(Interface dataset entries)
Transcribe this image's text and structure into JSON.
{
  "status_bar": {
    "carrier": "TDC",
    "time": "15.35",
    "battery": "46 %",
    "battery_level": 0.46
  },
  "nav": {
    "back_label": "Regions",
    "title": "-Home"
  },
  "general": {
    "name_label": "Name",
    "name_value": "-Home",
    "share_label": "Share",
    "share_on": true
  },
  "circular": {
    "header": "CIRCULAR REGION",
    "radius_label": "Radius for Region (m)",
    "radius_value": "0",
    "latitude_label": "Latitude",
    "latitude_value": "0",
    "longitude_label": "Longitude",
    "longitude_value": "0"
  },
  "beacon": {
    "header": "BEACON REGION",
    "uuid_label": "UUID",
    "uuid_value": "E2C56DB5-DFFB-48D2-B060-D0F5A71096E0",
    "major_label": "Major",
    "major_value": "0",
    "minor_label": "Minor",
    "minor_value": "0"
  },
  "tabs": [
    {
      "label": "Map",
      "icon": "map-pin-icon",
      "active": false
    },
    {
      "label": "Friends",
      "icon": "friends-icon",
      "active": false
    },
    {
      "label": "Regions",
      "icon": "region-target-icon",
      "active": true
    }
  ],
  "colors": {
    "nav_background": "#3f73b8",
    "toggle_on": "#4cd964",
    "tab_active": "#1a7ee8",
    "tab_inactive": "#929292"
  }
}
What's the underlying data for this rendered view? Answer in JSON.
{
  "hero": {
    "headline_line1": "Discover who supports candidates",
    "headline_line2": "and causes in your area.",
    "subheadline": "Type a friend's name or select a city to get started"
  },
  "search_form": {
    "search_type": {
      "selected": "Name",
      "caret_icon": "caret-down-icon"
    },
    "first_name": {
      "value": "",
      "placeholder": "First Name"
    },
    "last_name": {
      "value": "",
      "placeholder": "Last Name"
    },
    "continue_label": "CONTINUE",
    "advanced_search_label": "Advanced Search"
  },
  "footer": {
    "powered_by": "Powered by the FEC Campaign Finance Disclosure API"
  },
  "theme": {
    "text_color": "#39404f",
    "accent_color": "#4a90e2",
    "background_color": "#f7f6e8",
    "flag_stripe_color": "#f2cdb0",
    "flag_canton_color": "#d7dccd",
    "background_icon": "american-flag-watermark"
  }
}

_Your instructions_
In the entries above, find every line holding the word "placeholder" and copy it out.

_Completed task_
      "placeholder": "First Name"
      "placeholder": "Last Name"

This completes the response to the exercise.